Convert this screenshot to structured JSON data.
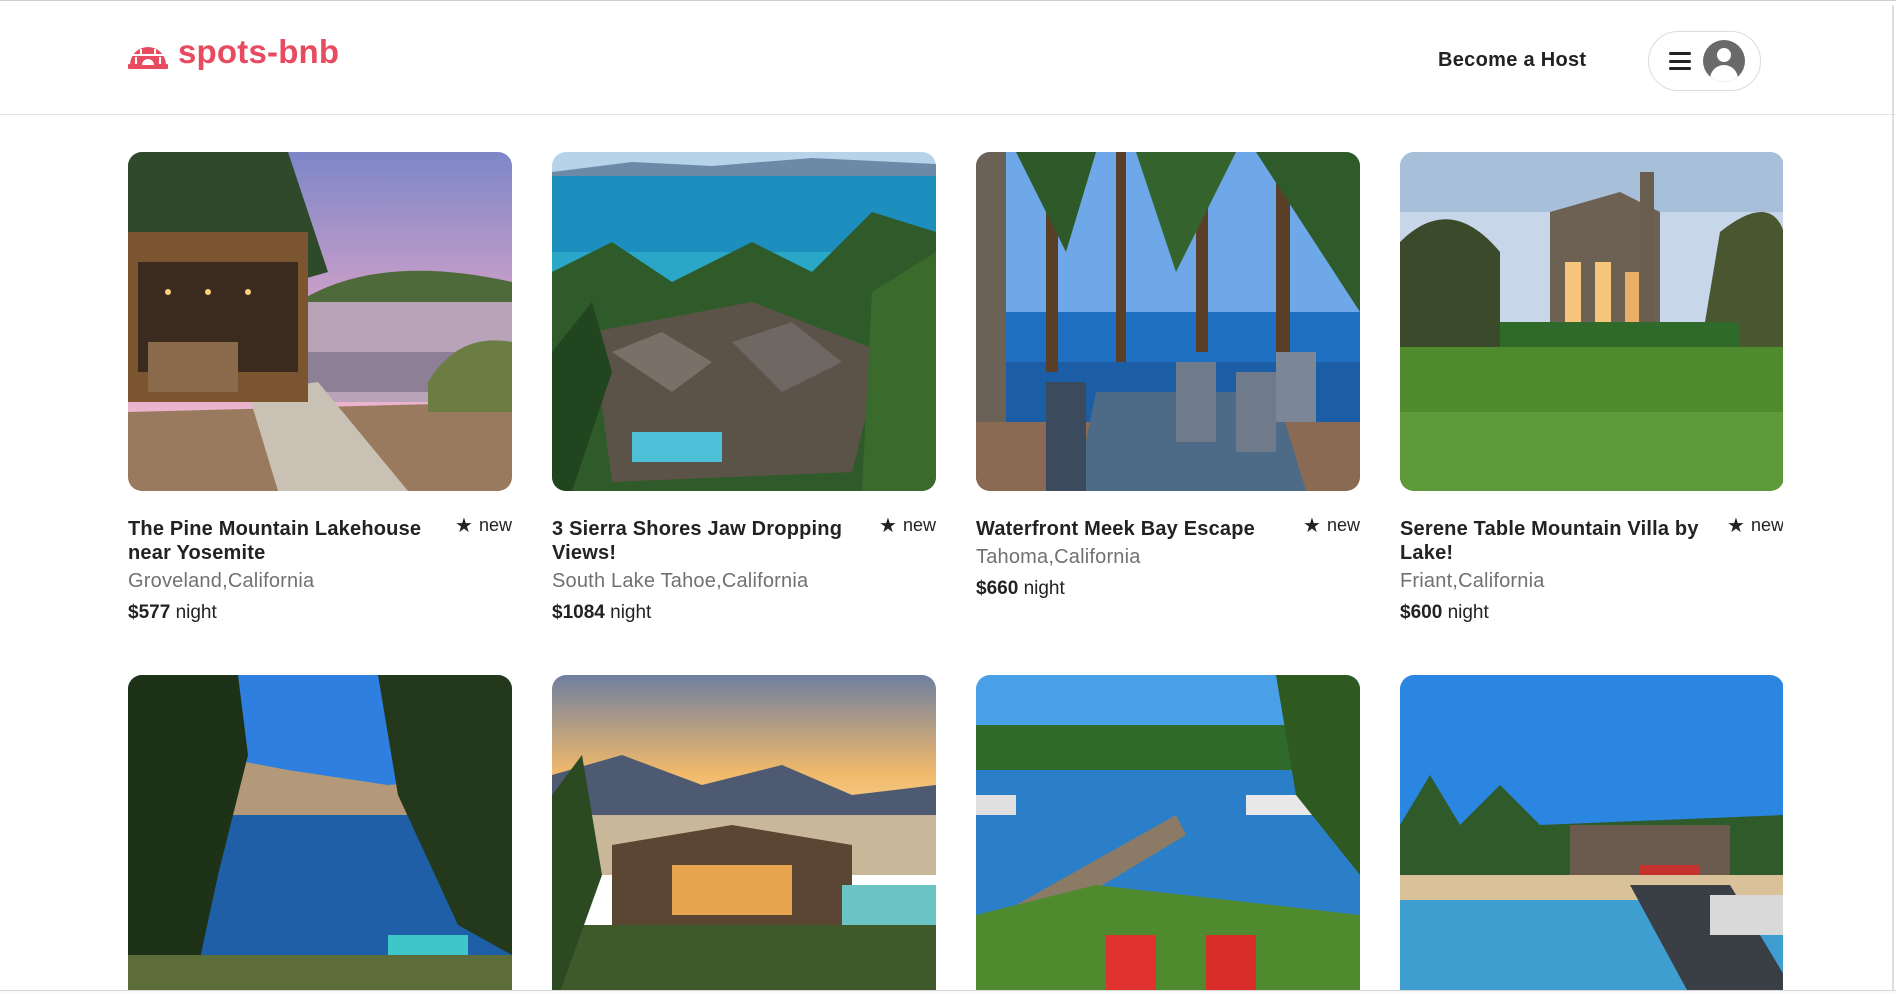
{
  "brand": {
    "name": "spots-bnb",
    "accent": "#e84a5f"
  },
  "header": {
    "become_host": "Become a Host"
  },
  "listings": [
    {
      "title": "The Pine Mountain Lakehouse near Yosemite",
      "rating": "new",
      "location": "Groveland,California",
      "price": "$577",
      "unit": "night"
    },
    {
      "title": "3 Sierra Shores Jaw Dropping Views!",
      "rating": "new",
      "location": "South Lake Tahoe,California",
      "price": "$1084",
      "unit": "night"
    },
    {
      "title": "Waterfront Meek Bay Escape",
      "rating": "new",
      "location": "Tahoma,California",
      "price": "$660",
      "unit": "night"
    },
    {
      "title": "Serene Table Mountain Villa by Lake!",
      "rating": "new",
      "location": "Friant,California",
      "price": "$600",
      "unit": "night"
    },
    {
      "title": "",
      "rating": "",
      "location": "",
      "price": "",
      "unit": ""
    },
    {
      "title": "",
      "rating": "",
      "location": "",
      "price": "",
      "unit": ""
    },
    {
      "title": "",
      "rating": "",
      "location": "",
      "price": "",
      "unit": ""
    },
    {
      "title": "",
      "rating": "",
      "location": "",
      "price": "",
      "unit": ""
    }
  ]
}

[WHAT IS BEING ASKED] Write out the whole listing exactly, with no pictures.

[EXERCISE ANSWER]
Convert this screenshot to structured JSON data.
{
  "brand": {
    "name": "spots-bnb",
    "accent": "#e84a5f"
  },
  "header": {
    "become_host": "Become a Host"
  },
  "listings": [
    {
      "title": "The Pine Mountain Lakehouse near Yosemite",
      "rating": "new",
      "location": "Groveland,California",
      "price": "$577",
      "unit": "night"
    },
    {
      "title": "3 Sierra Shores Jaw Dropping Views!",
      "rating": "new",
      "location": "South Lake Tahoe,California",
      "price": "$1084",
      "unit": "night"
    },
    {
      "title": "Waterfront Meek Bay Escape",
      "rating": "new",
      "location": "Tahoma,California",
      "price": "$660",
      "unit": "night"
    },
    {
      "title": "Serene Table Mountain Villa by Lake!",
      "rating": "new",
      "location": "Friant,California",
      "price": "$600",
      "unit": "night"
    },
    {
      "title": "",
      "rating": "",
      "location": "",
      "price": "",
      "unit": ""
    },
    {
      "title": "",
      "rating": "",
      "location": "",
      "price": "",
      "unit": ""
    },
    {
      "title": "",
      "rating": "",
      "location": "",
      "price": "",
      "unit": ""
    },
    {
      "title": "",
      "rating": "",
      "location": "",
      "price": "",
      "unit": ""
    }
  ]
}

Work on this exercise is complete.